A New York Sun headline read: "Rosie and Jennie set Rivet Record." Her life was never the same.

This came as the song "Rosie the Riveter" played on the airwaves. The "You Can Do It" poster was out, and it was a week after Norman Rockwell's cover illustration for the Saturday Evening Post showed a woman in overalls doing a man's job in a factory, holding a hulking riveting gun, with "Rosie" written on her lunch box.

Rosie the Riveter was a symbol of the millions of women defense workers during World War II. She also was a symbol for women's rights and a changing America.

But Rosie Bonavita was not a symbol. She saw her factory work as a patriotic duty, like selling war bonds, giving blood and learning home safety in case Peekskill got bombed. She never made a nickel off being called "Rosie the Riveter" and never drew attention to herself.


The real Rosie lived most of her 73 years in the same house in a tight-knit, Italian-Irish Catholic neighborhood.

After attending parochial grade school and public high school, she worked at a laundry. Jim Hickey, her high school sweetheart, joined the Navy. Rosie rode with his parents to his basic-training graduation, and on the way home they heard the news about the bombing of Pearl Harbor. She would not see him again for 44 months.

Rosie and Jennie Fiorito, a 28-year-old woman from Ossining, N.Y., made the news when they riveted an entire trailing edge wing assembly for the Avenger bomber between midnight and 6 a.m. They drilled more than 900 lap joint holes, fitted the skins together and drove 3,345 rivets. Not one had to be redone.

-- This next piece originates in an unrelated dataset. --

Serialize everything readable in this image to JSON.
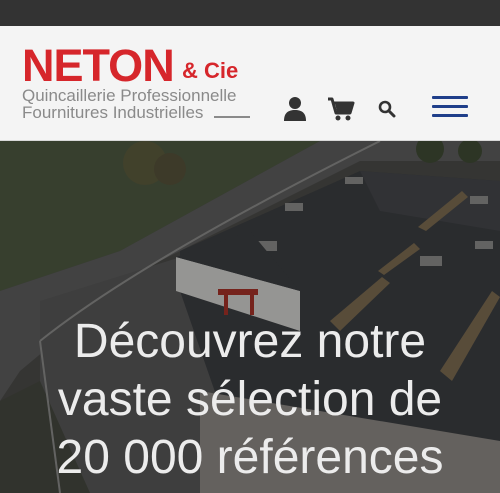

Rosie told reporters she was inspired by Jimmy, who wrote from the battleship USS Mississippi that the boys needed "planes and more planes."

She always told the family she did it to boost the morale of women grinding through 12-hour shifts, seven days a week.

When another team of riveters beat that mark, Rosie mounted a comeback. With a different partner, she grabbed the speed record again, this time building the wing in 4 hours, 10 minutes.

When Jimmy got a short leave, they got married and she got pregnant. It was the only time they were together in 54 months. He got home safely after serving six years, though Rosie said he fought the war a lot longer in his sleep. The Navy trained him to be an electrician. He worked more than 30 years in the trade, helping keep things going at the Reader's Digest campus in Chappaqua, N.Y.

Rosie never worked again. She wanted women to have equal pay and equal opportunity, but she chose to center her life on family and church.


They raised three children, while Rosie's parents lived upstairs and her in-laws lived next door. She walked to 7 a.m. Mass every day and then fixed the monsignor's breakfast. A fresh from-scratch apple pie awaited her children every day when they got home from school. She baked 18 pies at Thanksgiving, giving them to the priests, nuns and family.

Neighbors looked up to her. They respected her advice. She fed half the football team and washed all the uniforms when her boys played. Rosie and Jimmy were always surrounded by family and friends.

Hickey figures he was 7 years old the first time he got the lecture about going to college so he could have it better than his parents and their parents, who were immigrants from Naples, Italy.

"My father always told me, 'You don't be a dummy like me,' and he was the smartest man I knew," Hickey said.

Hickey went to Notre Dame, then medical school, and practiced 15 years in his hometown. Then his father would say, "I was Jimmy Hickey. Now I'm Dr. Hickey's father."

Newspapers like the Chicago Tribune came around over the years to give the world updates on Rosie. She was featured on "An American Portrait" when CBS marked the centennial of the Statue of Liberty.

When Joe and Lisa Hickey moved to Hilton Head in 1994, Rosie came with them. Jimmy had passed away, and Rosie was living with them. She was debilitated by osteoporosis, but remained a fighter and never complained. Her son became convinced her bones were weakened from lead in the riveting. His internal medicine practice includes removing toxins from the body.

On New Year's morning 1996, Lisa Hickey walked into Rosie's room in their Hilton Head Plantation home and said, "Morning, Rosie." She didn't respond. In the night, Rosie had clasped the hands that helped keep the world free, and passed the torch to us.